#### Dataset records
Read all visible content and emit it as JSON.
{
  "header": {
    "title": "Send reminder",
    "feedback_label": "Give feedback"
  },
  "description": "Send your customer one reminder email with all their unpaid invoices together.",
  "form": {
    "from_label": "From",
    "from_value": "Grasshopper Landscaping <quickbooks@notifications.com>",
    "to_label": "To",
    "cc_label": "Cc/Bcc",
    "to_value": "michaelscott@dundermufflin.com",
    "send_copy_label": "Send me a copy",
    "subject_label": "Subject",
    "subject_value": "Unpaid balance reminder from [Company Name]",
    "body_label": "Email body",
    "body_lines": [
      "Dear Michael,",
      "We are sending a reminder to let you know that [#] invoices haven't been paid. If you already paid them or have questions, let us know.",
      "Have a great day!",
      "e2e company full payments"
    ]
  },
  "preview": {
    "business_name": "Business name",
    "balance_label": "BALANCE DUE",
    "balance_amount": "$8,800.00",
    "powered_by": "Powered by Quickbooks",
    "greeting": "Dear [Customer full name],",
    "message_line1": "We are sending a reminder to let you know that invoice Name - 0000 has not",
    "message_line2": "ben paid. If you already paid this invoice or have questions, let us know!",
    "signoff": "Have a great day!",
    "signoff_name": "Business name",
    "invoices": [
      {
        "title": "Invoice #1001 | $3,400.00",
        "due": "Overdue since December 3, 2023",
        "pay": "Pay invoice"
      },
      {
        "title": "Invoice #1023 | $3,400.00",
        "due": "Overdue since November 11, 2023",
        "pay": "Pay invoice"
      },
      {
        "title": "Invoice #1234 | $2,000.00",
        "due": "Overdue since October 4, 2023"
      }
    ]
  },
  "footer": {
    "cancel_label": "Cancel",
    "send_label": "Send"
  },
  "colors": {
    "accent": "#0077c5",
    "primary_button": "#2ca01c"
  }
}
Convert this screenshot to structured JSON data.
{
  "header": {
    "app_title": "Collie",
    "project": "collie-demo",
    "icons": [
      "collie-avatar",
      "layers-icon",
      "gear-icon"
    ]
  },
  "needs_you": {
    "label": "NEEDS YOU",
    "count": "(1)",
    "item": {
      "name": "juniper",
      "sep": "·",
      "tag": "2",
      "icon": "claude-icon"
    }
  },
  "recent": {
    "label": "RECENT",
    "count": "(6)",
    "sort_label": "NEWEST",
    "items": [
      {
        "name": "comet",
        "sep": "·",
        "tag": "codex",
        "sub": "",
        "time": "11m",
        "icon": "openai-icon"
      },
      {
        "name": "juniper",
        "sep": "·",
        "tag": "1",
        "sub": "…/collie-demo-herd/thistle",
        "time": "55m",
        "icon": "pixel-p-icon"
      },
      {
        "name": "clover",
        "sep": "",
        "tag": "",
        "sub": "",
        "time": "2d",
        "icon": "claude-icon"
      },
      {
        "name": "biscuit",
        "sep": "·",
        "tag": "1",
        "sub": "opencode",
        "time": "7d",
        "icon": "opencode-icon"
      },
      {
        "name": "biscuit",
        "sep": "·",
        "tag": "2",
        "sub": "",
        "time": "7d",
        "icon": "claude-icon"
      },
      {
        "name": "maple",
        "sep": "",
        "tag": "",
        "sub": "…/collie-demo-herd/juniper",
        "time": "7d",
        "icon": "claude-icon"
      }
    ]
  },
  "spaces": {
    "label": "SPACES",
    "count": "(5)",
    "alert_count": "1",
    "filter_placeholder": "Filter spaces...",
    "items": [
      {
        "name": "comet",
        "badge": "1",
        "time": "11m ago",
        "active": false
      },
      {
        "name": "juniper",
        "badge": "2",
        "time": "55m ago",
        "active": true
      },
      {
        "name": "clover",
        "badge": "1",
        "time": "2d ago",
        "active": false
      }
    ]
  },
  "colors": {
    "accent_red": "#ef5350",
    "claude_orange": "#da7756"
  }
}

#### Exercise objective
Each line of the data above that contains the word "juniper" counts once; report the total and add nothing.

#### Completed exercise
4